What you are asked to do -
Look through the lines below for the word "Criminal", and copy every line that has it.

==========

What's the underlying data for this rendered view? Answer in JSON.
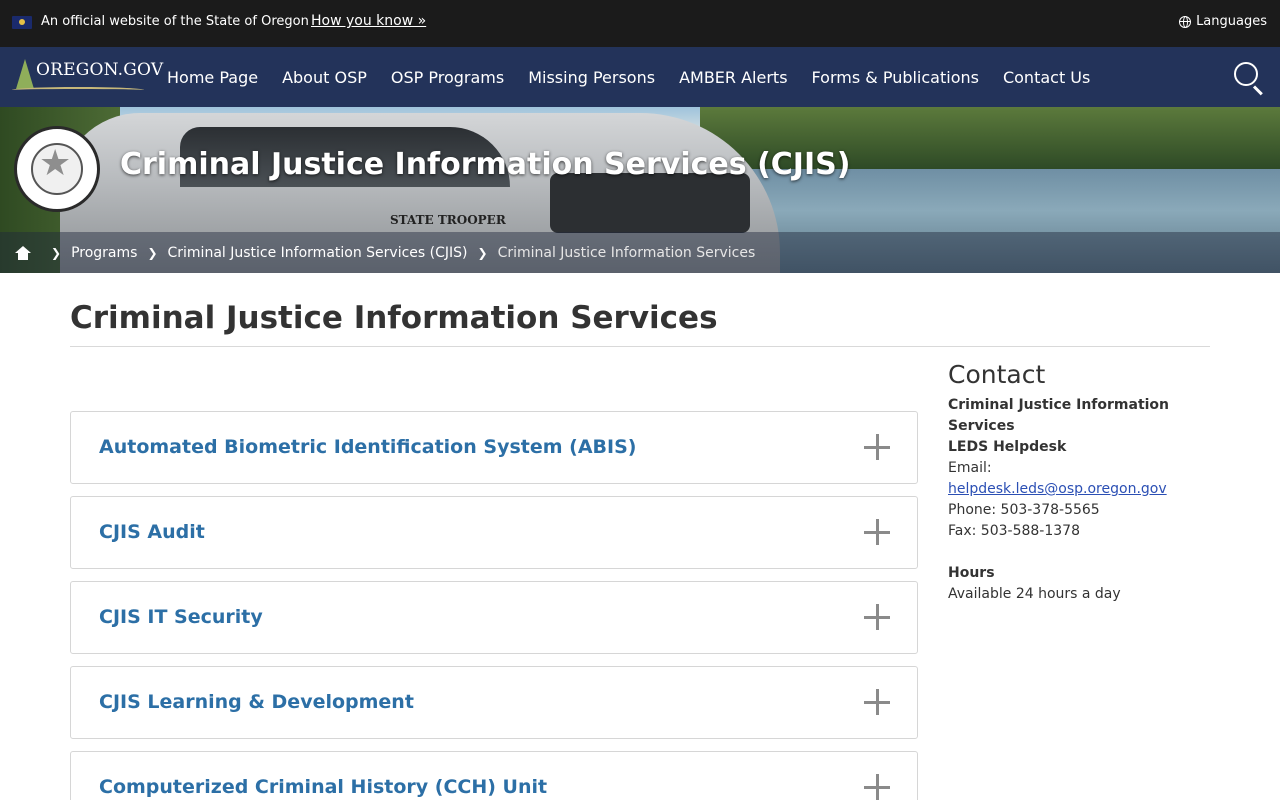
{
  "gov_bar": {
    "official_text": "An official website of the State of Oregon",
    "how_you_know": "How you know »",
    "languages": "Languages"
  },
  "logo": {
    "text": "OREGON.GOV"
  },
  "nav": {
    "items": [
      {
        "label": "Home Page"
      },
      {
        "label": "About OSP"
      },
      {
        "label": "OSP Programs"
      },
      {
        "label": "Missing Persons"
      },
      {
        "label": "AMBER Alerts"
      },
      {
        "label": "Forms & Publications"
      },
      {
        "label": "Contact Us"
      }
    ]
  },
  "hero": {
    "title": "Criminal Justice Information Services (CJIS)",
    "truck_text": "STATE TROOPER"
  },
  "breadcrumb": {
    "items": [
      {
        "label": "Programs"
      },
      {
        "label": "Criminal Justice Information Services (CJIS)"
      }
    ],
    "current": "Criminal Justice Information Services"
  },
  "page": {
    "title": "Criminal Justice Information Services"
  },
  "accordion": {
    "items": [
      {
        "label": "Automated Biometric Identification System (ABIS)"
      },
      {
        "label": "CJIS Audit"
      },
      {
        "label": "CJIS IT Security"
      },
      {
        "label": "CJIS Learning & Development"
      },
      {
        "label": "Computerized Criminal History (CCH) Unit"
      }
    ]
  },
  "contact": {
    "heading": "Contact",
    "org_line1": "Criminal Justice Information",
    "org_line2": "Services",
    "dept": "LEDS Helpdesk",
    "email_label": "Email:",
    "email": "helpdesk.leds@osp.oregon.gov",
    "phone": "Phone: 503-378-5565",
    "fax": "Fax: 503-588-1378",
    "hours_label": "Hours",
    "hours": "Available 24 hours a day"
  },
  "colors": {
    "gov_bar": "#1b1b1b",
    "nav": "#23335a",
    "accordion_link": "#2c6fa6",
    "contact_link": "#2b4fb4"
  }
}
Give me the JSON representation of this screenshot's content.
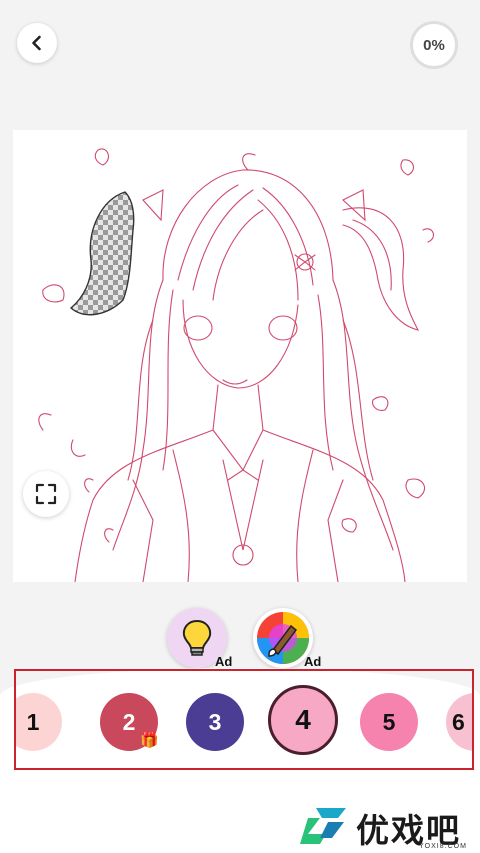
{
  "header": {
    "back_icon": "chevron-left-icon",
    "progress": "0%"
  },
  "canvas": {
    "artwork": "anime girl line art",
    "line_color": "#d04a6e"
  },
  "tools": {
    "hint": {
      "icon": "lightbulb-icon",
      "ad_label": "Ad"
    },
    "rainbow_brush": {
      "icon": "rainbow-brush-icon",
      "ad_label": "Ad"
    }
  },
  "palette": {
    "selected": "4",
    "swatches": [
      {
        "number": "1",
        "color": "#fdd4d4"
      },
      {
        "number": "2",
        "color": "#c9485b",
        "has_gift": true
      },
      {
        "number": "3",
        "color": "#4b3d93"
      },
      {
        "number": "4",
        "color": "#f7a8c4"
      },
      {
        "number": "5",
        "color": "#f683ad"
      },
      {
        "number": "6",
        "color": "#f7c1d2"
      }
    ]
  },
  "watermark": {
    "cn": "优戏吧",
    "en": "YOXI8.COM"
  }
}
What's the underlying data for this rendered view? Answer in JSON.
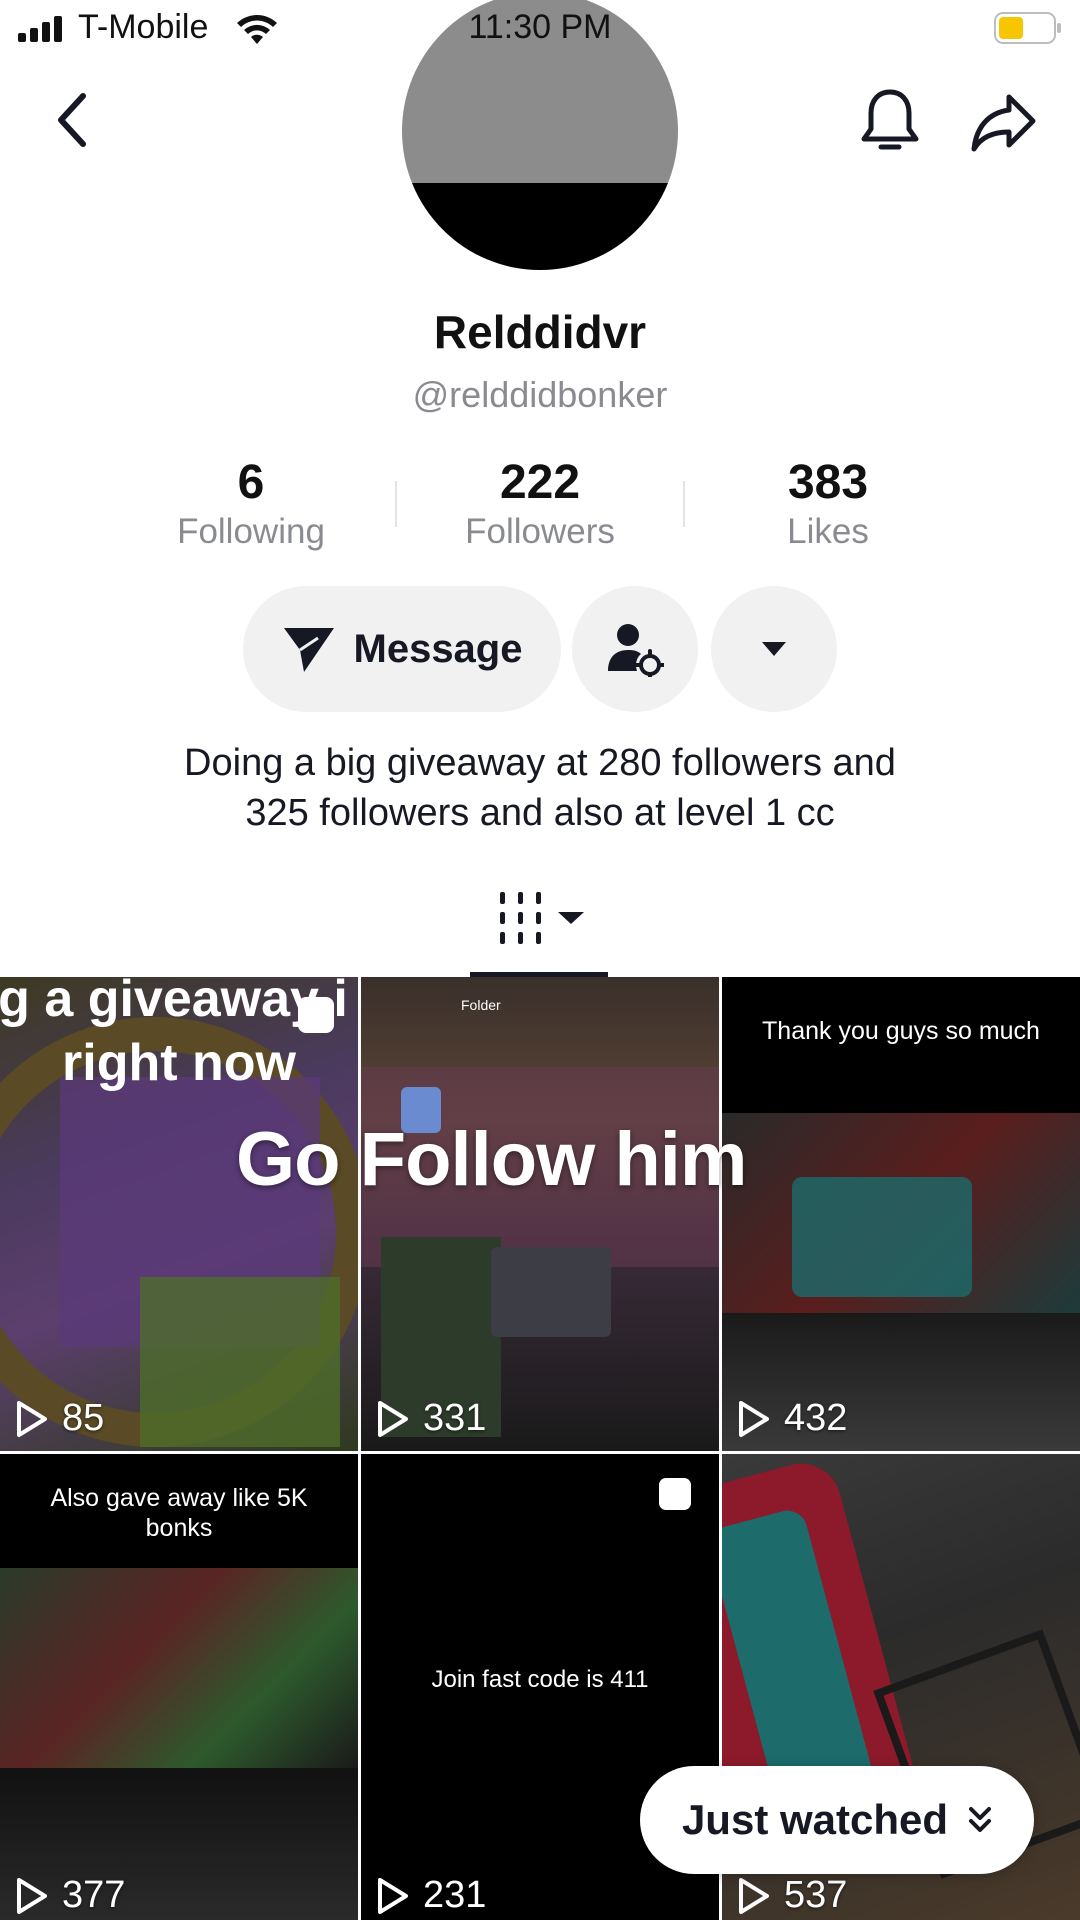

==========

Answer section -
    "title": "Criminal Justice Information Services (CJIS)",
        "label": "Criminal Justice Information Services (CJIS)"
    "current": "Criminal Justice Information Services"
    "title": "Criminal Justice Information Services"
        "label": "Computerized Criminal History (CCH) Unit"
    "org_line1": "Criminal Justice Information",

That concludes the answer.